[Opening INFORMATION SHOWN section]

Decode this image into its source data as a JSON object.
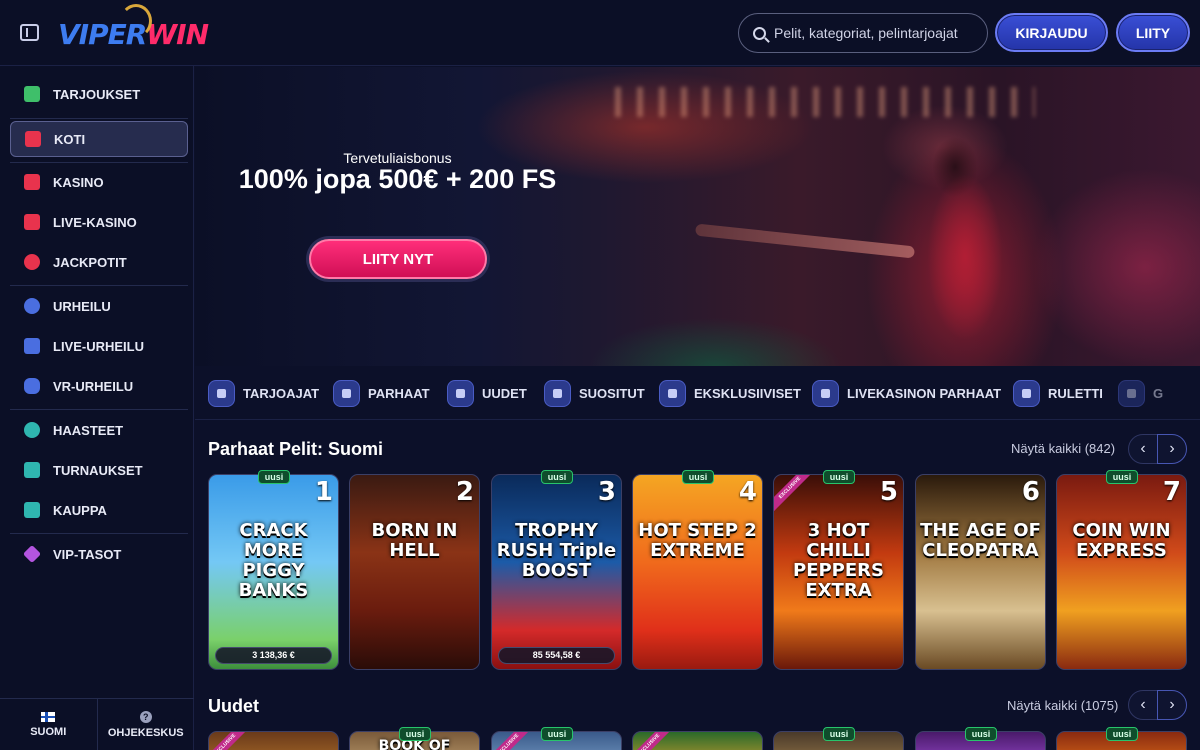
{
  "header": {
    "logo": {
      "part1": "VIPER",
      "part2": "WIN"
    },
    "search_placeholder": "Pelit, kategoriat, pelintarjoajat",
    "login_label": "KIRJAUDU",
    "join_label": "LIITY"
  },
  "sidebar": {
    "items": [
      {
        "label": "TARJOUKSET",
        "icon": "gift-icon",
        "color": "#3fbf6a"
      },
      {
        "label": "KOTI",
        "icon": "home-icon",
        "color": "#e8334d",
        "active": true
      },
      {
        "label": "KASINO",
        "icon": "slot-machine-icon",
        "color": "#e8334d"
      },
      {
        "label": "LIVE-KASINO",
        "icon": "cards-icon",
        "color": "#e8334d"
      },
      {
        "label": "JACKPOTIT",
        "icon": "clover-icon",
        "color": "#e8334d"
      },
      {
        "label": "URHEILU",
        "icon": "ball-icon",
        "color": "#4a6ee0"
      },
      {
        "label": "LIVE-URHEILU",
        "icon": "live-icon",
        "color": "#4a6ee0"
      },
      {
        "label": "VR-URHEILU",
        "icon": "gamepad-icon",
        "color": "#4a6ee0"
      },
      {
        "label": "HAASTEET",
        "icon": "target-icon",
        "color": "#2fb6b0"
      },
      {
        "label": "TURNAUKSET",
        "icon": "trophy-icon",
        "color": "#2fb6b0"
      },
      {
        "label": "KAUPPA",
        "icon": "shop-icon",
        "color": "#2fb6b0"
      },
      {
        "label": "VIP-TASOT",
        "icon": "diamond-icon",
        "color": "#b455e0"
      }
    ],
    "footer": {
      "language": "SUOMI",
      "help": "OHJEKESKUS",
      "help_icon_glyph": "?"
    }
  },
  "hero": {
    "subtitle": "Tervetuliaisbonus",
    "title": "100% jopa 500€ + 200 FS",
    "cta": "LIITY NYT"
  },
  "categories": [
    {
      "label": "TARJOAJAT",
      "icon": "provider-icon"
    },
    {
      "label": "PARHAAT",
      "icon": "star-icon"
    },
    {
      "label": "UUDET",
      "icon": "new-icon"
    },
    {
      "label": "SUOSITUT",
      "icon": "flame-icon"
    },
    {
      "label": "EKSKLUSIIVISET",
      "icon": "diamond-icon"
    },
    {
      "label": "LIVEKASINON PARHAAT",
      "icon": "live-casino-icon"
    },
    {
      "label": "RULETTI",
      "icon": "roulette-icon"
    },
    {
      "label": "G",
      "icon": "more-icon"
    }
  ],
  "top_games": {
    "title": "Parhaat Pelit: Suomi",
    "view_all": "Näytä kaikki (842)",
    "games": [
      {
        "rank": "1",
        "name": "CRACK MORE PIGGY BANKS",
        "badge": "uusi",
        "jackpot": "3 138,36 €",
        "bg": "linear-gradient(#3a9be8 0%, #74c8f5 45%, #7ad06a 85%, #3d8f3c 100%)"
      },
      {
        "rank": "2",
        "name": "BORN IN HELL",
        "badge": "",
        "jackpot": "",
        "bg": "linear-gradient(#3a1a12 0%, #8a3316 40%, #6a1c0e 70%, #2a0c08 100%)"
      },
      {
        "rank": "3",
        "name": "TROPHY RUSH Triple BOOST",
        "badge": "uusi",
        "jackpot": "85 554,58 €",
        "bg": "linear-gradient(#0a2a5a 0%, #1c5ba8 45%, #d42a2a 80%, #8a1010 100%)"
      },
      {
        "rank": "4",
        "name": "HOT STEP 2 EXTREME",
        "badge": "uusi",
        "jackpot": "",
        "bg": "linear-gradient(#f5a623 0%, #f06a1c 45%, #e0301a 80%, #9a1a10 100%)"
      },
      {
        "rank": "5",
        "name": "3 HOT CHILLI PEPPERS EXTRA",
        "badge": "uusi",
        "jackpot": "",
        "bg": "linear-gradient(#3a0e08 0%, #c23a10 40%, #f07a1a 70%, #6a180a 100%)",
        "exclusive": "EXCLUSIVE"
      },
      {
        "rank": "6",
        "name": "THE AGE OF CLEOPATRA",
        "badge": "",
        "jackpot": "",
        "bg": "linear-gradient(#2a1a0c 0%, #a07840 40%, #d8c090 70%, #6a4a24 100%)"
      },
      {
        "rank": "7",
        "name": "COIN WIN EXPRESS",
        "badge": "uusi",
        "jackpot": "",
        "bg": "linear-gradient(#7a1a10 0%, #d04a1a 40%, #f0a020 70%, #8a2a10 100%)"
      }
    ]
  },
  "new_games": {
    "title": "Uudet",
    "view_all": "Näytä kaikki (1075)",
    "games": [
      {
        "name": "",
        "badge": "",
        "bg": "linear-gradient(#6a3a1a, #b0702a)",
        "exclusive": "EXCLUSIVE"
      },
      {
        "name": "BOOK OF",
        "badge": "uusi",
        "bg": "linear-gradient(#7a5a3a, #c0a070)"
      },
      {
        "name": "",
        "badge": "uusi",
        "bg": "linear-gradient(#3a5a8a, #7aa0c8)",
        "exclusive": "EXCLUSIVE"
      },
      {
        "name": "",
        "badge": "",
        "bg": "linear-gradient(#2a6a2a, #d0a030)",
        "exclusive": "EXCLUSIVE"
      },
      {
        "name": "",
        "badge": "uusi",
        "bg": "linear-gradient(#4a3a2a, #9a7a4a)"
      },
      {
        "name": "",
        "badge": "uusi",
        "bg": "linear-gradient(#4a1a6a, #9a4ad0)"
      },
      {
        "name": "",
        "badge": "uusi",
        "bg": "linear-gradient(#8a2a10, #e0701a)"
      }
    ]
  }
}
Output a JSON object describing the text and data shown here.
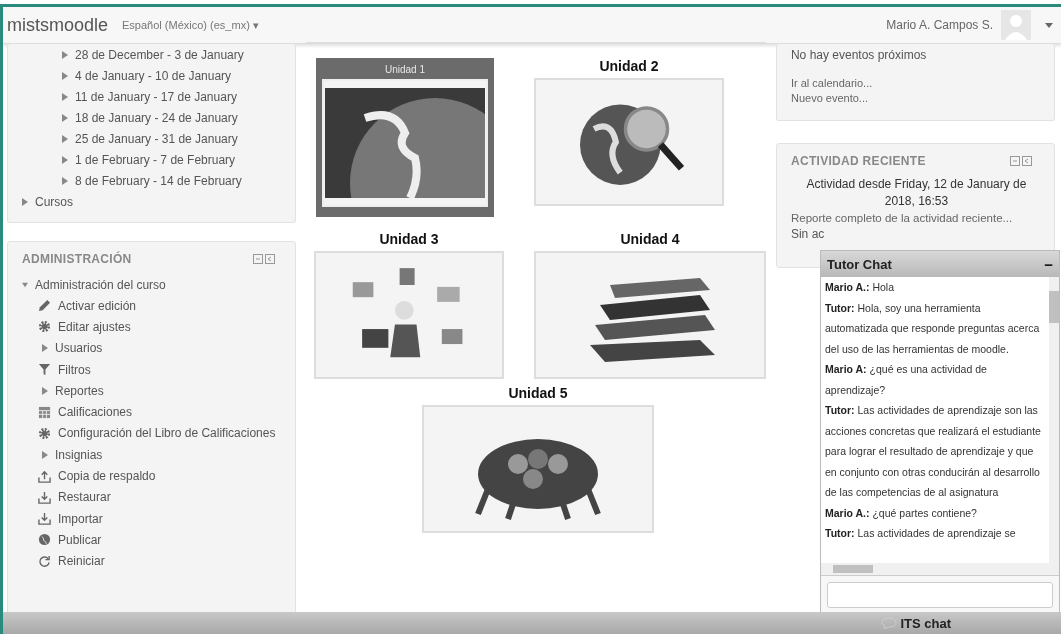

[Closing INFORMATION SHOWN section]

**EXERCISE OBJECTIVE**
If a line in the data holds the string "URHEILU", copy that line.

**WRITTEN ANSWER**
        "label": "URHEILU",
        "label": "LIVE-URHEILU",
        "label": "VR-URHEILU",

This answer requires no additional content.